What is being asked:
Please give again, word for word, the line that contains "Transcribe this image's" and every line after it to the end of the data, with no other lines.

Excerpts from an interface dataset:

• • • • • • •

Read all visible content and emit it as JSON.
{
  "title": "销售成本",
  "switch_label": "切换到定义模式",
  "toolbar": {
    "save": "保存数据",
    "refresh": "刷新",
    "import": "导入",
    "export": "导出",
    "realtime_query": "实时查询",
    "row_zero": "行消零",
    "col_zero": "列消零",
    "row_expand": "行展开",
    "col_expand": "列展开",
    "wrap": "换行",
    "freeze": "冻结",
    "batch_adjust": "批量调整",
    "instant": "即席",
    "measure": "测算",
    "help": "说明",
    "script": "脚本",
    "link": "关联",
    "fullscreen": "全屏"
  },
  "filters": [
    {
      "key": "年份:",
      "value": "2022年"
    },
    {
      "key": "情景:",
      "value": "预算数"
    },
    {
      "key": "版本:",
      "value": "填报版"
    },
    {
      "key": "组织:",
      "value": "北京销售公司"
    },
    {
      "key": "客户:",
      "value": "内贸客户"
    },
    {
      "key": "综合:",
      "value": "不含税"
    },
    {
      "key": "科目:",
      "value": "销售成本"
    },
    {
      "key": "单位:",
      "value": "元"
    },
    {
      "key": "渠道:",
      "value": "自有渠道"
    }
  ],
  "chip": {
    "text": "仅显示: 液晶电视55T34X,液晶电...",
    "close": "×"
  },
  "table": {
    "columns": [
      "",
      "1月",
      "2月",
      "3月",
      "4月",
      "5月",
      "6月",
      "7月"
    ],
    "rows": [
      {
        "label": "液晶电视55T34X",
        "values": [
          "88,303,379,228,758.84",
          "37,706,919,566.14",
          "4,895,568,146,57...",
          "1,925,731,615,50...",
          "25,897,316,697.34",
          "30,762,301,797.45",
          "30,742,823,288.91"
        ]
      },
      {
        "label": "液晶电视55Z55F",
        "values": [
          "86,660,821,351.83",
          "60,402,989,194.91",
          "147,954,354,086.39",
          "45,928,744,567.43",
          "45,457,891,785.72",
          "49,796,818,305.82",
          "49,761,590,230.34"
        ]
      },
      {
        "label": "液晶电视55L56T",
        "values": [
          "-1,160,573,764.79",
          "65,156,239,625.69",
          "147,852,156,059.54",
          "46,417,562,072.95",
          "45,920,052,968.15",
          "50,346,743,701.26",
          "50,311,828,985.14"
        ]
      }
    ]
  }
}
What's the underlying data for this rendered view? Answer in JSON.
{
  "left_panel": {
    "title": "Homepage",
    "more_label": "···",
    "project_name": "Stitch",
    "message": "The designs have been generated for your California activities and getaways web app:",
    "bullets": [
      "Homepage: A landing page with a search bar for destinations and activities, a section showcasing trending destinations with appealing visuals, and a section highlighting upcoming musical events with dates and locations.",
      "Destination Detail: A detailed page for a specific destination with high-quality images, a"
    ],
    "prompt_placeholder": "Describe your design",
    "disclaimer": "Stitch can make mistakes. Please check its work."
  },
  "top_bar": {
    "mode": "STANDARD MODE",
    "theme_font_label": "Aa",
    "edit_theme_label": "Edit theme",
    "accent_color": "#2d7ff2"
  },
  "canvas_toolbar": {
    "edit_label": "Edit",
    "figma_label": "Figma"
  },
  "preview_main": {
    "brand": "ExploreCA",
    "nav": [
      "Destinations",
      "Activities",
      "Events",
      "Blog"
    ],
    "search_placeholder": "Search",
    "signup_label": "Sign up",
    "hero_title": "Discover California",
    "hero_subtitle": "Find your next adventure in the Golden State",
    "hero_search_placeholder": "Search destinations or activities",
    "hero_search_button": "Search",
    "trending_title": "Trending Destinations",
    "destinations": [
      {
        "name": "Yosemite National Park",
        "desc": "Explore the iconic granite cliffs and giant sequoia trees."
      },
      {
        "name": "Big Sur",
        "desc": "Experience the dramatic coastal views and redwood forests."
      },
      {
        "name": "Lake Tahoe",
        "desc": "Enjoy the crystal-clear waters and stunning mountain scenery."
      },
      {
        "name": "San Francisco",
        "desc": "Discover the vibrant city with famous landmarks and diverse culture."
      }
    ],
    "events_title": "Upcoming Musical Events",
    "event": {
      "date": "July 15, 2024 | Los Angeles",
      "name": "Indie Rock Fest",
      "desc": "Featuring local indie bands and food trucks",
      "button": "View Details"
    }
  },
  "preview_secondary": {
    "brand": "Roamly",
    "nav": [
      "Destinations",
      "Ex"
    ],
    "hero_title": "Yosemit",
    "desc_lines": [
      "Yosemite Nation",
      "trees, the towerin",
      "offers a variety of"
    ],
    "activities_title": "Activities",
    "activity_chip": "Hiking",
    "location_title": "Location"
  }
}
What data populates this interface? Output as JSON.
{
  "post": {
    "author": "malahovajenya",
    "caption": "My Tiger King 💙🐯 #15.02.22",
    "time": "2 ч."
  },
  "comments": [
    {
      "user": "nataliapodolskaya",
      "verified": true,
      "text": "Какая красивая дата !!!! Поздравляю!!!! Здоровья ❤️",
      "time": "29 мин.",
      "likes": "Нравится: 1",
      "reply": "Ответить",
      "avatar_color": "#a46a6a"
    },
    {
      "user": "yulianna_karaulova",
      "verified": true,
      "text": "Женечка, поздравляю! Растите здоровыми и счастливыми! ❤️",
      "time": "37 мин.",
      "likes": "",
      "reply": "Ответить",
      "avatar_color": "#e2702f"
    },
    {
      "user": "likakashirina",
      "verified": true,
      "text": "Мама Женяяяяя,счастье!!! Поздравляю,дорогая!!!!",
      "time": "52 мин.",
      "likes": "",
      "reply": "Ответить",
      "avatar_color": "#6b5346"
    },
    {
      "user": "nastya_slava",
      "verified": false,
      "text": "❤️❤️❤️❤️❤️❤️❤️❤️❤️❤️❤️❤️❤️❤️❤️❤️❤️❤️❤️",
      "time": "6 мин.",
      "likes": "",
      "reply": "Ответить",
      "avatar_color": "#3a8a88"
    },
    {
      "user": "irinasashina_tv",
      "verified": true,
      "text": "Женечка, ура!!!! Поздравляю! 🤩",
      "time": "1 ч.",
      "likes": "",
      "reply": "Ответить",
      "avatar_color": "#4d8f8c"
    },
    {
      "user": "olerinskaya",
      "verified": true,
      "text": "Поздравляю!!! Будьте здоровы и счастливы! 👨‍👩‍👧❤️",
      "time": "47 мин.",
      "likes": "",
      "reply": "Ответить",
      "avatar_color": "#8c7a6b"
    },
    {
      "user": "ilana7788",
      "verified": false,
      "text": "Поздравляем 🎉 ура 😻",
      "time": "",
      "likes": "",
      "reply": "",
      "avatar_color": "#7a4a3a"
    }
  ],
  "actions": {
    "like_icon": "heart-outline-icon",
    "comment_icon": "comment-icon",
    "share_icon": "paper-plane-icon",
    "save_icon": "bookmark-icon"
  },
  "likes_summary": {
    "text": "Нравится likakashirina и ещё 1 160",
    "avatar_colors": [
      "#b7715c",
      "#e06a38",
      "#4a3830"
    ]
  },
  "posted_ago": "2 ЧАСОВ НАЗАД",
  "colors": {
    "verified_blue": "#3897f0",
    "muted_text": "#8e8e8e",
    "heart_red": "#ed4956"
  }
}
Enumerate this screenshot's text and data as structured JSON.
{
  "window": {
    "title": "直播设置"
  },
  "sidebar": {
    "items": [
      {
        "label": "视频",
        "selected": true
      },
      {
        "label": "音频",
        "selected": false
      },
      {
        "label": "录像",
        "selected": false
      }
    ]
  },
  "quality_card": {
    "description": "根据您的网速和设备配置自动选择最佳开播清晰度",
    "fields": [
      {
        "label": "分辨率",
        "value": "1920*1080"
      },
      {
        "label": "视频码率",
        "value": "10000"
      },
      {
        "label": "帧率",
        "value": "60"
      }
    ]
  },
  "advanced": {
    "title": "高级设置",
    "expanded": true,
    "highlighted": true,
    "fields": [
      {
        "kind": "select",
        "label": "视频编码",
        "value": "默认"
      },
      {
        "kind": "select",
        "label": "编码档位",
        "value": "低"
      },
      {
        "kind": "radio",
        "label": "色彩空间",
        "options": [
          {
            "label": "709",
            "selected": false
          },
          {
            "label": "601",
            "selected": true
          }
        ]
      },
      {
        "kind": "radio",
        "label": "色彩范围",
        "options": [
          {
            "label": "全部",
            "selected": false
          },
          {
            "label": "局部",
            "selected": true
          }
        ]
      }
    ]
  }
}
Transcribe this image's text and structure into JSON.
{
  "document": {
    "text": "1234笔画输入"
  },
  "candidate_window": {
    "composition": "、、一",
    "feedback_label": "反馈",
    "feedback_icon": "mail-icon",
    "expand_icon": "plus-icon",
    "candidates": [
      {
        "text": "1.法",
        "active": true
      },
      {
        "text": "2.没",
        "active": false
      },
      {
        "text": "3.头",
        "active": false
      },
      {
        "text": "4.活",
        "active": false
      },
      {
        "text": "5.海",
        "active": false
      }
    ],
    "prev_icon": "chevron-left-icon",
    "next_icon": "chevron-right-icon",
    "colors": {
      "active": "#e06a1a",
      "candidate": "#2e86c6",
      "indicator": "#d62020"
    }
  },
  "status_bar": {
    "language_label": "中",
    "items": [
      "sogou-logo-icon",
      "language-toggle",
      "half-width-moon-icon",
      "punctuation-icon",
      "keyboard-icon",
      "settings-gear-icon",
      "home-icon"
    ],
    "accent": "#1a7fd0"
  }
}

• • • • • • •

Solution below:
Transcribe this image's text and structure into JSON.
{
  "document": {
    "text": "1234笔画输入"
  },
  "candidate_window": {
    "composition": "、、一",
    "feedback_label": "反馈",
    "feedback_icon": "mail-icon",
    "expand_icon": "plus-icon",
    "candidates": [
      {
        "text": "1.法",
        "active": true
      },
      {
        "text": "2.没",
        "active": false
      },
      {
        "text": "3.头",
        "active": false
      },
      {
        "text": "4.活",
        "active": false
      },
      {
        "text": "5.海",
        "active": false
      }
    ],
    "prev_icon": "chevron-left-icon",
    "next_icon": "chevron-right-icon",
    "colors": {
      "active": "#e06a1a",
      "candidate": "#2e86c6",
      "indicator": "#d62020"
    }
  },
  "status_bar": {
    "language_label": "中",
    "items": [
      "sogou-logo-icon",
      "language-toggle",
      "half-width-moon-icon",
      "punctuation-icon",
      "keyboard-icon",
      "settings-gear-icon",
      "home-icon"
    ],
    "accent": "#1a7fd0"
  }
}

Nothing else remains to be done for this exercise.